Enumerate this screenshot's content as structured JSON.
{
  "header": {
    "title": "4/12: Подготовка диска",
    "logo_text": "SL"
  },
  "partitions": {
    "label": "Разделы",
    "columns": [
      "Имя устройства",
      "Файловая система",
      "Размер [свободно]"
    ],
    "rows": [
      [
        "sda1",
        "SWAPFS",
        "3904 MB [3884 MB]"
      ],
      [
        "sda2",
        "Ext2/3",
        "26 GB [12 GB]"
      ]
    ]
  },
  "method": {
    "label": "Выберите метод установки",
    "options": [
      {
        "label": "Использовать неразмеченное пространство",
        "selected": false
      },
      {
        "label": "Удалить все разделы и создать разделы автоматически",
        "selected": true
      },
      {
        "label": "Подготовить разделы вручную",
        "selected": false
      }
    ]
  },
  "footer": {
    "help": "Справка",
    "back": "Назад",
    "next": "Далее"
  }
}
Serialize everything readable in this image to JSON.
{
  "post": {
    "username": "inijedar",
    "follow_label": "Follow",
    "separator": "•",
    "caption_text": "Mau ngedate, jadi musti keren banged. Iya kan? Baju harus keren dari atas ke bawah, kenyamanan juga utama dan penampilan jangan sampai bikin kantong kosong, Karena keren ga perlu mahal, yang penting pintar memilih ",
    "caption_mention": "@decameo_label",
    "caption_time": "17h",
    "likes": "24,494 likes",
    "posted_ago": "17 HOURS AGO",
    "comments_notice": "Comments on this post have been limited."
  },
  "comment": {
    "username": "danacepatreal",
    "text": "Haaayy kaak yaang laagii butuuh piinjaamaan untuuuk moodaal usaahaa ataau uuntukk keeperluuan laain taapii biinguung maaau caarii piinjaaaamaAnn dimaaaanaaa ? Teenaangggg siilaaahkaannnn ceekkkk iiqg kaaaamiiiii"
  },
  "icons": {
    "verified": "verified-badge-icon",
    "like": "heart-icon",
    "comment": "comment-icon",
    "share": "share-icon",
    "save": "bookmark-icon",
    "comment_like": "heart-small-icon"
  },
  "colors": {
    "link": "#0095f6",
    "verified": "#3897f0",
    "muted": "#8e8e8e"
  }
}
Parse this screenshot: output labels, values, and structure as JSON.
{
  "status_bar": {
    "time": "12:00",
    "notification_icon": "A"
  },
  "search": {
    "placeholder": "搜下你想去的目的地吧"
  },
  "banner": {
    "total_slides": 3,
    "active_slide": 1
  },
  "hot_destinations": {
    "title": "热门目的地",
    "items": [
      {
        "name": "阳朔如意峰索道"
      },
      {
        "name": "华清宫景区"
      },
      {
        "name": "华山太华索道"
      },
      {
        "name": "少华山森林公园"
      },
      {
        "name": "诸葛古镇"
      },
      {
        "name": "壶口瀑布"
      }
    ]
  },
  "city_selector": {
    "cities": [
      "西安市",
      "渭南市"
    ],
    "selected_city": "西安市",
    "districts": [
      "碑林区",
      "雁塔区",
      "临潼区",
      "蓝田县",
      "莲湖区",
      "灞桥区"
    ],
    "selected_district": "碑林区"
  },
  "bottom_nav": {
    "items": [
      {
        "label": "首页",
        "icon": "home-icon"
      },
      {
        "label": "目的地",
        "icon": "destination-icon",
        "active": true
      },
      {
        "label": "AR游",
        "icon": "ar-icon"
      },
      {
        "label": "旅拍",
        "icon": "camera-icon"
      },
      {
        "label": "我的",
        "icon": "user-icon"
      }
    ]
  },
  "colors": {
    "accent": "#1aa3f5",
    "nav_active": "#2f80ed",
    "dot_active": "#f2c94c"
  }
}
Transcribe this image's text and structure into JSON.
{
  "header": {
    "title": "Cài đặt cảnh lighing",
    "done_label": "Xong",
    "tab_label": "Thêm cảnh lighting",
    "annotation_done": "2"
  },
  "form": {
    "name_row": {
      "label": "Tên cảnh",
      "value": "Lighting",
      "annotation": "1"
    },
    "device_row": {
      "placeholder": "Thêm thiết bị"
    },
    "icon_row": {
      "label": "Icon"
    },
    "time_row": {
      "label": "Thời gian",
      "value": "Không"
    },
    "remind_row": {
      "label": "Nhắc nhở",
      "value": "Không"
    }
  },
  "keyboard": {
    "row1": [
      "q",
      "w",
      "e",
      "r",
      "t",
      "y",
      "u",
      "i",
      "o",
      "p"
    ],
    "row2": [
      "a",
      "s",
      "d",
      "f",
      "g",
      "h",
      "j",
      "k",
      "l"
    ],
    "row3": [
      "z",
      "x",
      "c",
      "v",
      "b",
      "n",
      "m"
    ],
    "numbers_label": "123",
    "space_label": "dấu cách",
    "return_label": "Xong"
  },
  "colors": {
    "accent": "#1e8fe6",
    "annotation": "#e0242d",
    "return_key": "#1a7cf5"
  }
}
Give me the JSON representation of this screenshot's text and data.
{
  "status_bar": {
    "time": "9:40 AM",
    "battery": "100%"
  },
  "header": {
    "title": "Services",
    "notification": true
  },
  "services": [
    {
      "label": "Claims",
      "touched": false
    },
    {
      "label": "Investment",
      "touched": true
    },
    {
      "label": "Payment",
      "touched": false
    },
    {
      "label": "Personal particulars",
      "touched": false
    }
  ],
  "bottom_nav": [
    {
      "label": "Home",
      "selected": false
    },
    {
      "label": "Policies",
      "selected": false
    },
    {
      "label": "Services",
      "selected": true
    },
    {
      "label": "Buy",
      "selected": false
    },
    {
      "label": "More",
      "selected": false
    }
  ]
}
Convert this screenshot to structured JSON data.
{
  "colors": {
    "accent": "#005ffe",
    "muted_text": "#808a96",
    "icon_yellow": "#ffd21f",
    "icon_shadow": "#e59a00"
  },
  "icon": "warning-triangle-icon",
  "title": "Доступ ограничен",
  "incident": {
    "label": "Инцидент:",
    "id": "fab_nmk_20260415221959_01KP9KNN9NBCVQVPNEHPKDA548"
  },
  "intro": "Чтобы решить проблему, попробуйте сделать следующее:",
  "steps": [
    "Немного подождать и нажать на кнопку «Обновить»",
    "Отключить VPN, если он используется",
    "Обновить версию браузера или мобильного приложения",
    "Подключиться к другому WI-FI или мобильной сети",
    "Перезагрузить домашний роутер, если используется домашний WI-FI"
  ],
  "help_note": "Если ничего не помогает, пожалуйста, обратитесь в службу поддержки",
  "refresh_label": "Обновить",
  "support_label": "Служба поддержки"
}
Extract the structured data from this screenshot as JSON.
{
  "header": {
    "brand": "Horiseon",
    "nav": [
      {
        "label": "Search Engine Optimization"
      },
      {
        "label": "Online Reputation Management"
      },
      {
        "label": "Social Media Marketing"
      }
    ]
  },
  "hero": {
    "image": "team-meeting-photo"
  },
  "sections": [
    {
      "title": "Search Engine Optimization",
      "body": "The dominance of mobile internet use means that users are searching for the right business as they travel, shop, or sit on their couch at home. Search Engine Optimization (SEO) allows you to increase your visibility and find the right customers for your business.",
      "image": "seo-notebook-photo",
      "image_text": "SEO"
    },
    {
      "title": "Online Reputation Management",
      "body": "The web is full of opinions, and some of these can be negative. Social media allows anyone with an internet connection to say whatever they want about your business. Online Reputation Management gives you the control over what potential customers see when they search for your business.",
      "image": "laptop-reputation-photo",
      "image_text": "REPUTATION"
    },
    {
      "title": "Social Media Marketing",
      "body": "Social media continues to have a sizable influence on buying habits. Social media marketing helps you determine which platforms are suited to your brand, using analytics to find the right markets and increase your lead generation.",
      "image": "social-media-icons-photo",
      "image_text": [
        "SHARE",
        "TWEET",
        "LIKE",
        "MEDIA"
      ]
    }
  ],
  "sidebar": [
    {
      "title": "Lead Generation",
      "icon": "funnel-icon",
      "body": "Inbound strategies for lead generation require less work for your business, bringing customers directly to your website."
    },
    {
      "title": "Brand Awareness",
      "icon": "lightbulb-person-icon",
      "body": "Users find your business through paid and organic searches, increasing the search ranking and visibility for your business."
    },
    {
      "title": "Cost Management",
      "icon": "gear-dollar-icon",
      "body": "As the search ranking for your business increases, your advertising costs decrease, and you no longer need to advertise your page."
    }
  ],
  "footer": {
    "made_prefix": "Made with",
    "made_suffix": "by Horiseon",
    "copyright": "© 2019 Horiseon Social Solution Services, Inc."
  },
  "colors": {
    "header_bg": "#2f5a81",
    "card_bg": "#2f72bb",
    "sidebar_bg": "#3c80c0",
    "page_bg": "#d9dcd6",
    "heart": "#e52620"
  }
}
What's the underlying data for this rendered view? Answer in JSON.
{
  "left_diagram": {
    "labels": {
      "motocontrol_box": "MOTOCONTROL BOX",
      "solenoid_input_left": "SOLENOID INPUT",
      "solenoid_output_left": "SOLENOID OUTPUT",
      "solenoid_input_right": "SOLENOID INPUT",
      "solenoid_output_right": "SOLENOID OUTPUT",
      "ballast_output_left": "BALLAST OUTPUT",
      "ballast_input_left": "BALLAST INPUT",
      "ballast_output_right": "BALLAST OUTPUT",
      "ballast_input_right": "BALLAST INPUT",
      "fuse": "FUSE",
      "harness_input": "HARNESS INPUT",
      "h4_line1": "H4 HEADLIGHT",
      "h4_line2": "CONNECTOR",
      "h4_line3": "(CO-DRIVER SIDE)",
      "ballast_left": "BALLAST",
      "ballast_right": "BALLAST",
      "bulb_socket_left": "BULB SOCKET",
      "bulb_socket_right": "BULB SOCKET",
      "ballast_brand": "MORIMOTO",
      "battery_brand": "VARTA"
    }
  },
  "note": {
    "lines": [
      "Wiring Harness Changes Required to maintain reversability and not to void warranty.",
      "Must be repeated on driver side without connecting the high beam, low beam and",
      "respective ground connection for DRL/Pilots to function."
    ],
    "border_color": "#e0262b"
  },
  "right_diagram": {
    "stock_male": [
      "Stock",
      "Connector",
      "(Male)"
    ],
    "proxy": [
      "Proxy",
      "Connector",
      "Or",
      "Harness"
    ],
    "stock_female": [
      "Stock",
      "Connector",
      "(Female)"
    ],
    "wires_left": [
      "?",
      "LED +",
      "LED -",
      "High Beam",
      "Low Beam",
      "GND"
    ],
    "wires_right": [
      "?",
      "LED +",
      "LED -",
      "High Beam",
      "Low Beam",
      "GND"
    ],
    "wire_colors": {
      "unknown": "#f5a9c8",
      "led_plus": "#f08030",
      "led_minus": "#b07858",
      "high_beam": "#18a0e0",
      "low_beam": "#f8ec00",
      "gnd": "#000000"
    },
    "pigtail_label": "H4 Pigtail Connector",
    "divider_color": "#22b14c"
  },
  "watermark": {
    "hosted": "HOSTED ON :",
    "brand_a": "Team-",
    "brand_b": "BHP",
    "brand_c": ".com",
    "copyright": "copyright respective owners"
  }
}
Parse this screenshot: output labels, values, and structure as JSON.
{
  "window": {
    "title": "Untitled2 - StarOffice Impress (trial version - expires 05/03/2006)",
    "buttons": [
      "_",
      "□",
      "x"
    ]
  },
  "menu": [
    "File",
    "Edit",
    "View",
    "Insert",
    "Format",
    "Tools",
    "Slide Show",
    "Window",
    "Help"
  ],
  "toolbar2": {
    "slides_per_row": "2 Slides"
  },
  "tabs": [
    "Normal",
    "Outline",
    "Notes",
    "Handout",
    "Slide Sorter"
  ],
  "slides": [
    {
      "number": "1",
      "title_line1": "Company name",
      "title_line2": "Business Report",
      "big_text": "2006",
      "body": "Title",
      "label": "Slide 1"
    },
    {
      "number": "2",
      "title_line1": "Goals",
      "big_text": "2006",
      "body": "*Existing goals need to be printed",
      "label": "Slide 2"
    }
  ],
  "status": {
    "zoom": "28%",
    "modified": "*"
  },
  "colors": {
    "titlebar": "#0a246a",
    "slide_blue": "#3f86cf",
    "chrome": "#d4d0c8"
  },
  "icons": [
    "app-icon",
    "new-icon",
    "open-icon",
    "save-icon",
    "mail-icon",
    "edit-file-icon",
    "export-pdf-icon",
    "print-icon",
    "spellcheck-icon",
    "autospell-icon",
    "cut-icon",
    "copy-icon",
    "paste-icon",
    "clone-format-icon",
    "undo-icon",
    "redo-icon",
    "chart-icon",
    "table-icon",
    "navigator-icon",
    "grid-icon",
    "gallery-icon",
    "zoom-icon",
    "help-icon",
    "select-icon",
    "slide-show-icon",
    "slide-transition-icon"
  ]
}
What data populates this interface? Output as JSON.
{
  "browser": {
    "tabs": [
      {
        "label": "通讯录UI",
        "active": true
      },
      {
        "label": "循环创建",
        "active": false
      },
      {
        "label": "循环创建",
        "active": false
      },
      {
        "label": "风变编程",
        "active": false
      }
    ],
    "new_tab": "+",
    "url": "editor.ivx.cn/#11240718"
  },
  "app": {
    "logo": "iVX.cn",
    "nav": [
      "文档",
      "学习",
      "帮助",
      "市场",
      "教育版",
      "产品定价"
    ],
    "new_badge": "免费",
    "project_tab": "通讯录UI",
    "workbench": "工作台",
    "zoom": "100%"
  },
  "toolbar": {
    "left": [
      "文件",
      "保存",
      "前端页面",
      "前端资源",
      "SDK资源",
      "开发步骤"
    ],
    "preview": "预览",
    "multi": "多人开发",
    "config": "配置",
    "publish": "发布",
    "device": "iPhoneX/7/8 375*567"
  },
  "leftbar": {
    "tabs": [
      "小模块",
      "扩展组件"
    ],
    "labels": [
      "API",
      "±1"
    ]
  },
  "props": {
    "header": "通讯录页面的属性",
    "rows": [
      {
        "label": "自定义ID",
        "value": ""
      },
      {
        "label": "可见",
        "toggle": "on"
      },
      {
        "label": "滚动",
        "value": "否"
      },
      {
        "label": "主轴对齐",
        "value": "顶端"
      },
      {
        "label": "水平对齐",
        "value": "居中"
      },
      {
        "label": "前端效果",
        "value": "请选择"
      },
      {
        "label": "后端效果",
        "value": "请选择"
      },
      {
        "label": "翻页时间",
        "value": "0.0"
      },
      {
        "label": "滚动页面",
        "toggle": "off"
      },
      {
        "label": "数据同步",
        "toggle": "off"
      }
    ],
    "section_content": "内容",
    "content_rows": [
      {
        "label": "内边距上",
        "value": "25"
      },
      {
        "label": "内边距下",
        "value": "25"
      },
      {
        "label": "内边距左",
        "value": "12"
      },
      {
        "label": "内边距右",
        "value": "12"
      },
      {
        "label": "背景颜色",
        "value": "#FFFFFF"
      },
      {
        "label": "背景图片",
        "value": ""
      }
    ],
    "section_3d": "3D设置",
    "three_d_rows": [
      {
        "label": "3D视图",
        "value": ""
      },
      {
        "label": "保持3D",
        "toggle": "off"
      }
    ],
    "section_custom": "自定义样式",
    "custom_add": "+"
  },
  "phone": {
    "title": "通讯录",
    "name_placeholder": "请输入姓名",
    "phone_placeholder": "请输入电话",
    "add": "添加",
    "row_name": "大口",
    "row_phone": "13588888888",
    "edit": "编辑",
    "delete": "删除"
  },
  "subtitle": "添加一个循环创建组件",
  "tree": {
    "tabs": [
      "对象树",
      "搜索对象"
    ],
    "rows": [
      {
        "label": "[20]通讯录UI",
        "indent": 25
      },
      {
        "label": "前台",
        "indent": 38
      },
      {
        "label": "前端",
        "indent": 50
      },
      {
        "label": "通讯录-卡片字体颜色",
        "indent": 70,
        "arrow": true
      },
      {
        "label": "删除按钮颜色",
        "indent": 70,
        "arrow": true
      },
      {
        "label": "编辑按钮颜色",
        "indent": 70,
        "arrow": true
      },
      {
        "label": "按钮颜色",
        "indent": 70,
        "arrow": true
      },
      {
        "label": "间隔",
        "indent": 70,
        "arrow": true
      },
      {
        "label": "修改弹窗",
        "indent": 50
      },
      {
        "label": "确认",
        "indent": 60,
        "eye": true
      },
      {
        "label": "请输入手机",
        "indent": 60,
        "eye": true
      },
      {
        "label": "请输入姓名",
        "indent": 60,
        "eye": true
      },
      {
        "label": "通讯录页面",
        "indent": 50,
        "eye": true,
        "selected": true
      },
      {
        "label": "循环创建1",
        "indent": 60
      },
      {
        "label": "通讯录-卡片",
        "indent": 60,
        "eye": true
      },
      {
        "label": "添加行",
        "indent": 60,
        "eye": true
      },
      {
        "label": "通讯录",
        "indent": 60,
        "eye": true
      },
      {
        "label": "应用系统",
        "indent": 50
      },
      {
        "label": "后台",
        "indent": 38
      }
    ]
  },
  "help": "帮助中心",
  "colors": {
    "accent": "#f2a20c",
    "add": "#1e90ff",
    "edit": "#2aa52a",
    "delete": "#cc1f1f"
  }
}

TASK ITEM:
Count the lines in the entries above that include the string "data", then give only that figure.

WRITTEN REPLY:
5